START Given entries
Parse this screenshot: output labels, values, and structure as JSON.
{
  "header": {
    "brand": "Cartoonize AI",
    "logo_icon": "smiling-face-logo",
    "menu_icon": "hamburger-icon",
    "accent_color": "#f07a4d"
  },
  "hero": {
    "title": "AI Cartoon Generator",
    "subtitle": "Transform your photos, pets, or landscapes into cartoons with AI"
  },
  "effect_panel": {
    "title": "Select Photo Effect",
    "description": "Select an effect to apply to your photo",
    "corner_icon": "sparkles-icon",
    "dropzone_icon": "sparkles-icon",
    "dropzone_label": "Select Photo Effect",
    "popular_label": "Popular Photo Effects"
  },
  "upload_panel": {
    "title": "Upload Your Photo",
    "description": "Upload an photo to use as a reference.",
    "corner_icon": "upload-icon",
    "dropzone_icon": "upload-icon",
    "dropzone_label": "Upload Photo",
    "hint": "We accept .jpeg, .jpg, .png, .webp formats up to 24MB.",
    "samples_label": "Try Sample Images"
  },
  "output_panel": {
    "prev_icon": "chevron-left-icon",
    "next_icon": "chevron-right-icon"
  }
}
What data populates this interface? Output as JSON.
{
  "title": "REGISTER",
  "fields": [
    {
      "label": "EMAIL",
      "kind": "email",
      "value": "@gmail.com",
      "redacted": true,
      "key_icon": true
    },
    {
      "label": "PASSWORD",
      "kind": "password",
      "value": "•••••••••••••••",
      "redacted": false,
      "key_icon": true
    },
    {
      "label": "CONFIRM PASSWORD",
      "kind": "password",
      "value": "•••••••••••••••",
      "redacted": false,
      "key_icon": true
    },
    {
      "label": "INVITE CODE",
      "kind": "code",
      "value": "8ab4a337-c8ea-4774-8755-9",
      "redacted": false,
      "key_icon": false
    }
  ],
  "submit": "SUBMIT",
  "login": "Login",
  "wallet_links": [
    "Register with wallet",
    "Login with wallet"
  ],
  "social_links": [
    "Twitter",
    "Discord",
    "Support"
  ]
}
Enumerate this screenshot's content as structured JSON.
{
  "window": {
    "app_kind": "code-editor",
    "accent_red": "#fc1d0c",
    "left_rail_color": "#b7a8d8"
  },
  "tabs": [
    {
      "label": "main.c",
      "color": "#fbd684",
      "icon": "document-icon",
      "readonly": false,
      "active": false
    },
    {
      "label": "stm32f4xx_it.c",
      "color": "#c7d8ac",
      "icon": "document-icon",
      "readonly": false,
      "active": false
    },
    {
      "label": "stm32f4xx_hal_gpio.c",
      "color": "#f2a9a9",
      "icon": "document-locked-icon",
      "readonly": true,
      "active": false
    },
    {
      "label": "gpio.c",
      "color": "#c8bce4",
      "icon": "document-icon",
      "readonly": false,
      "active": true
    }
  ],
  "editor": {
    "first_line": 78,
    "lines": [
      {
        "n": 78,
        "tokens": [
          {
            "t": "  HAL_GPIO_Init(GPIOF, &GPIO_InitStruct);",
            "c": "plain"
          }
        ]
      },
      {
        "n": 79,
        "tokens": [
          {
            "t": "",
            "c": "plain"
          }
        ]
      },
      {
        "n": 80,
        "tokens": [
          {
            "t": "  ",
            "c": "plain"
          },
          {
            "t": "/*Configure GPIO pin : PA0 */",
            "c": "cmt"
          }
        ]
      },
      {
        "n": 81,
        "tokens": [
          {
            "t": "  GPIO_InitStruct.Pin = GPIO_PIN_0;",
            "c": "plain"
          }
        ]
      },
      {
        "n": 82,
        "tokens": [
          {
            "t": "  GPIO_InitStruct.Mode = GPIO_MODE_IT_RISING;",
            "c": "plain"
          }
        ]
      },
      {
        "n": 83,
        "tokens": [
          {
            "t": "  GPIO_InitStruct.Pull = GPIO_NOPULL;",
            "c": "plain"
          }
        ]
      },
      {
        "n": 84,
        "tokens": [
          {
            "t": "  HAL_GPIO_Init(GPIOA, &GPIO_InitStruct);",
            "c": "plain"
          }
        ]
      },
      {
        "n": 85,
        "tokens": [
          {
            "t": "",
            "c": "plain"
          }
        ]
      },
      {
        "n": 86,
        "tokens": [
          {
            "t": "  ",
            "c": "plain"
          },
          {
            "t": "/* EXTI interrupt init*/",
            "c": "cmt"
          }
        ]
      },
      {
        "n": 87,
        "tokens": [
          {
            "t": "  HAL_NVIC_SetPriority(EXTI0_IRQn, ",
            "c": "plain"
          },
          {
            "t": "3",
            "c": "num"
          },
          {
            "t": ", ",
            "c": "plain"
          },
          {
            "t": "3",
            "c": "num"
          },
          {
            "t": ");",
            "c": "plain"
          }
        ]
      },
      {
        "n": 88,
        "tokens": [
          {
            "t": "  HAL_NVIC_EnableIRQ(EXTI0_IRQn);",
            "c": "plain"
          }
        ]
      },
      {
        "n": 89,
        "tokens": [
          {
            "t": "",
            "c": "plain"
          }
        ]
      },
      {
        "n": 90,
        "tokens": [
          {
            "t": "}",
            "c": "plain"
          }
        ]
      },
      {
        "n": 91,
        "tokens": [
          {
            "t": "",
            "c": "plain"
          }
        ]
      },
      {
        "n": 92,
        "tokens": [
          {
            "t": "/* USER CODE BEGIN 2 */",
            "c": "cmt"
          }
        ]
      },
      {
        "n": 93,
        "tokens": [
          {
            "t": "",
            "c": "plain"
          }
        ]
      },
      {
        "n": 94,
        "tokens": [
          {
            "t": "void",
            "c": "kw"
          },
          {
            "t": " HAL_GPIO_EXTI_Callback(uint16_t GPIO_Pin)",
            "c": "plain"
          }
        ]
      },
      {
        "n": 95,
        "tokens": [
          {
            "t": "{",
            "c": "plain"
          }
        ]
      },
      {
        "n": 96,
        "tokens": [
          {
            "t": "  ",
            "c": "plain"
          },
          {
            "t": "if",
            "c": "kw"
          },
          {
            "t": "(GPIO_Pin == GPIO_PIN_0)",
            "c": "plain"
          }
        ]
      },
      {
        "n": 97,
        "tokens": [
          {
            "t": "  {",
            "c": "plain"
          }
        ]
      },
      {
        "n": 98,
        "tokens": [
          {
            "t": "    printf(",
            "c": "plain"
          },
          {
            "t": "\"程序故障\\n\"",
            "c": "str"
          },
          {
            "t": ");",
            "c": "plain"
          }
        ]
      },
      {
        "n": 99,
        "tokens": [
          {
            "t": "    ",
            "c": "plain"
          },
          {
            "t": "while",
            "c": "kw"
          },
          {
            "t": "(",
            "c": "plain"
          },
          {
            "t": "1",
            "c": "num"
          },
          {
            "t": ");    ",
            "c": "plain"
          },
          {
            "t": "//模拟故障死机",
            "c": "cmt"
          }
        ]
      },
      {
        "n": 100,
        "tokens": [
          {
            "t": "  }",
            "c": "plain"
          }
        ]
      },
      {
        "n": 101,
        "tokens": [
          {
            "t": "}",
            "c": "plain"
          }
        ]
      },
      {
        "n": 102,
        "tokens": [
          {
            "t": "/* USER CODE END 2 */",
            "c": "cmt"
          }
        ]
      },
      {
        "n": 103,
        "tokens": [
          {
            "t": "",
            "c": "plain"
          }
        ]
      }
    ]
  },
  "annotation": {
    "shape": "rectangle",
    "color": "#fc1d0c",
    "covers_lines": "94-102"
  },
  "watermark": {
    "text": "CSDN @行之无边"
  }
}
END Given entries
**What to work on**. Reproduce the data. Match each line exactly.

**Answer space**.
Parse this screenshot: output labels, values, and structure as JSON.
{
  "header": {
    "brand": "Cartoonize AI",
    "logo_icon": "smiling-face-logo",
    "menu_icon": "hamburger-icon",
    "accent_color": "#f07a4d"
  },
  "hero": {
    "title": "AI Cartoon Generator",
    "subtitle": "Transform your photos, pets, or landscapes into cartoons with AI"
  },
  "effect_panel": {
    "title": "Select Photo Effect",
    "description": "Select an effect to apply to your photo",
    "corner_icon": "sparkles-icon",
    "dropzone_icon": "sparkles-icon",
    "dropzone_label": "Select Photo Effect",
    "popular_label": "Popular Photo Effects"
  },
  "upload_panel": {
    "title": "Upload Your Photo",
    "description": "Upload an photo to use as a reference.",
    "corner_icon": "upload-icon",
    "dropzone_icon": "upload-icon",
    "dropzone_label": "Upload Photo",
    "hint": "We accept .jpeg, .jpg, .png, .webp formats up to 24MB.",
    "samples_label": "Try Sample Images"
  },
  "output_panel": {
    "prev_icon": "chevron-left-icon",
    "next_icon": "chevron-right-icon"
  }
}
What data populates this interface? Output as JSON.
{
  "title": "REGISTER",
  "fields": [
    {
      "label": "EMAIL",
      "kind": "email",
      "value": "@gmail.com",
      "redacted": true,
      "key_icon": true
    },
    {
      "label": "PASSWORD",
      "kind": "password",
      "value": "•••••••••••••••",
      "redacted": false,
      "key_icon": true
    },
    {
      "label": "CONFIRM PASSWORD",
      "kind": "password",
      "value": "•••••••••••••••",
      "redacted": false,
      "key_icon": true
    },
    {
      "label": "INVITE CODE",
      "kind": "code",
      "value": "8ab4a337-c8ea-4774-8755-9",
      "redacted": false,
      "key_icon": false
    }
  ],
  "submit": "SUBMIT",
  "login": "Login",
  "wallet_links": [
    "Register with wallet",
    "Login with wallet"
  ],
  "social_links": [
    "Twitter",
    "Discord",
    "Support"
  ]
}
Enumerate this screenshot's content as structured JSON.
{
  "window": {
    "app_kind": "code-editor",
    "accent_red": "#fc1d0c",
    "left_rail_color": "#b7a8d8"
  },
  "tabs": [
    {
      "label": "main.c",
      "color": "#fbd684",
      "icon": "document-icon",
      "readonly": false,
      "active": false
    },
    {
      "label": "stm32f4xx_it.c",
      "color": "#c7d8ac",
      "icon": "document-icon",
      "readonly": false,
      "active": false
    },
    {
      "label": "stm32f4xx_hal_gpio.c",
      "color": "#f2a9a9",
      "icon": "document-locked-icon",
      "readonly": true,
      "active": false
    },
    {
      "label": "gpio.c",
      "color": "#c8bce4",
      "icon": "document-icon",
      "readonly": false,
      "active": true
    }
  ],
  "editor": {
    "first_line": 78,
    "lines": [
      {
        "n": 78,
        "tokens": [
          {
            "t": "  HAL_GPIO_Init(GPIOF, &GPIO_InitStruct);",
            "c": "plain"
          }
        ]
      },
      {
        "n": 79,
        "tokens": [
          {
            "t": "",
            "c": "plain"
          }
        ]
      },
      {
        "n": 80,
        "tokens": [
          {
            "t": "  ",
            "c": "plain"
          },
          {
            "t": "/*Configure GPIO pin : PA0 */",
            "c": "cmt"
          }
        ]
      },
      {
        "n": 81,
        "tokens": [
          {
            "t": "  GPIO_InitStruct.Pin = GPIO_PIN_0;",
            "c": "plain"
          }
        ]
      },
      {
        "n": 82,
        "tokens": [
          {
            "t": "  GPIO_InitStruct.Mode = GPIO_MODE_IT_RISING;",
            "c": "plain"
          }
        ]
      },
      {
        "n": 83,
        "tokens": [
          {
            "t": "  GPIO_InitStruct.Pull = GPIO_NOPULL;",
            "c": "plain"
          }
        ]
      },
      {
        "n": 84,
        "tokens": [
          {
            "t": "  HAL_GPIO_Init(GPIOA, &GPIO_InitStruct);",
            "c": "plain"
          }
        ]
      },
      {
        "n": 85,
        "tokens": [
          {
            "t": "",
            "c": "plain"
          }
        ]
      },
      {
        "n": 86,
        "tokens": [
          {
            "t": "  ",
            "c": "plain"
          },
          {
            "t": "/* EXTI interrupt init*/",
            "c": "cmt"
          }
        ]
      },
      {
        "n": 87,
        "tokens": [
          {
            "t": "  HAL_NVIC_SetPriority(EXTI0_IRQn, ",
            "c": "plain"
          },
          {
            "t": "3",
            "c": "num"
          },
          {
            "t": ", ",
            "c": "plain"
          },
          {
            "t": "3",
            "c": "num"
          },
          {
            "t": ");",
            "c": "plain"
          }
        ]
      },
      {
        "n": 88,
        "tokens": [
          {
            "t": "  HAL_NVIC_EnableIRQ(EXTI0_IRQn);",
            "c": "plain"
          }
        ]
      },
      {
        "n": 89,
        "tokens": [
          {
            "t": "",
            "c": "plain"
          }
        ]
      },
      {
        "n": 90,
        "tokens": [
          {
            "t": "}",
            "c": "plain"
          }
        ]
      },
      {
        "n": 91,
        "tokens": [
          {
            "t": "",
            "c": "plain"
          }
        ]
      },
      {
        "n": 92,
        "tokens": [
          {
            "t": "/* USER CODE BEGIN 2 */",
            "c": "cmt"
          }
        ]
      },
      {
        "n": 93,
        "tokens": [
          {
            "t": "",
            "c": "plain"
          }
        ]
      },
      {
        "n": 94,
        "tokens": [
          {
            "t": "void",
            "c": "kw"
          },
          {
            "t": " HAL_GPIO_EXTI_Callback(uint16_t GPIO_Pin)",
            "c": "plain"
          }
        ]
      },
      {
        "n": 95,
        "tokens": [
          {
            "t": "{",
            "c": "plain"
          }
        ]
      },
      {
        "n": 96,
        "tokens": [
          {
            "t": "  ",
            "c": "plain"
          },
          {
            "t": "if",
            "c": "kw"
          },
          {
            "t": "(GPIO_Pin == GPIO_PIN_0)",
            "c": "plain"
          }
        ]
      },
      {
        "n": 97,
        "tokens": [
          {
            "t": "  {",
            "c": "plain"
          }
        ]
      },
      {
        "n": 98,
        "tokens": [
          {
            "t": "    printf(",
            "c": "plain"
          },
          {
            "t": "\"程序故障\\n\"",
            "c": "str"
          },
          {
            "t": ");",
            "c": "plain"
          }
        ]
      },
      {
        "n": 99,
        "tokens": [
          {
            "t": "    ",
            "c": "plain"
          },
          {
            "t": "while",
            "c": "kw"
          },
          {
            "t": "(",
            "c": "plain"
          },
          {
            "t": "1",
            "c": "num"
          },
          {
            "t": ");    ",
            "c": "plain"
          },
          {
            "t": "//模拟故障死机",
            "c": "cmt"
          }
        ]
      },
      {
        "n": 100,
        "tokens": [
          {
            "t": "  }",
            "c": "plain"
          }
        ]
      },
      {
        "n": 101,
        "tokens": [
          {
            "t": "}",
            "c": "plain"
          }
        ]
      },
      {
        "n": 102,
        "tokens": [
          {
            "t": "/* USER CODE END 2 */",
            "c": "cmt"
          }
        ]
      },
      {
        "n": 103,
        "tokens": [
          {
            "t": "",
            "c": "plain"
          }
        ]
      }
    ]
  },
  "annotation": {
    "shape": "rectangle",
    "color": "#fc1d0c",
    "covers_lines": "94-102"
  },
  "watermark": {
    "text": "CSDN @行之无边"
  }
}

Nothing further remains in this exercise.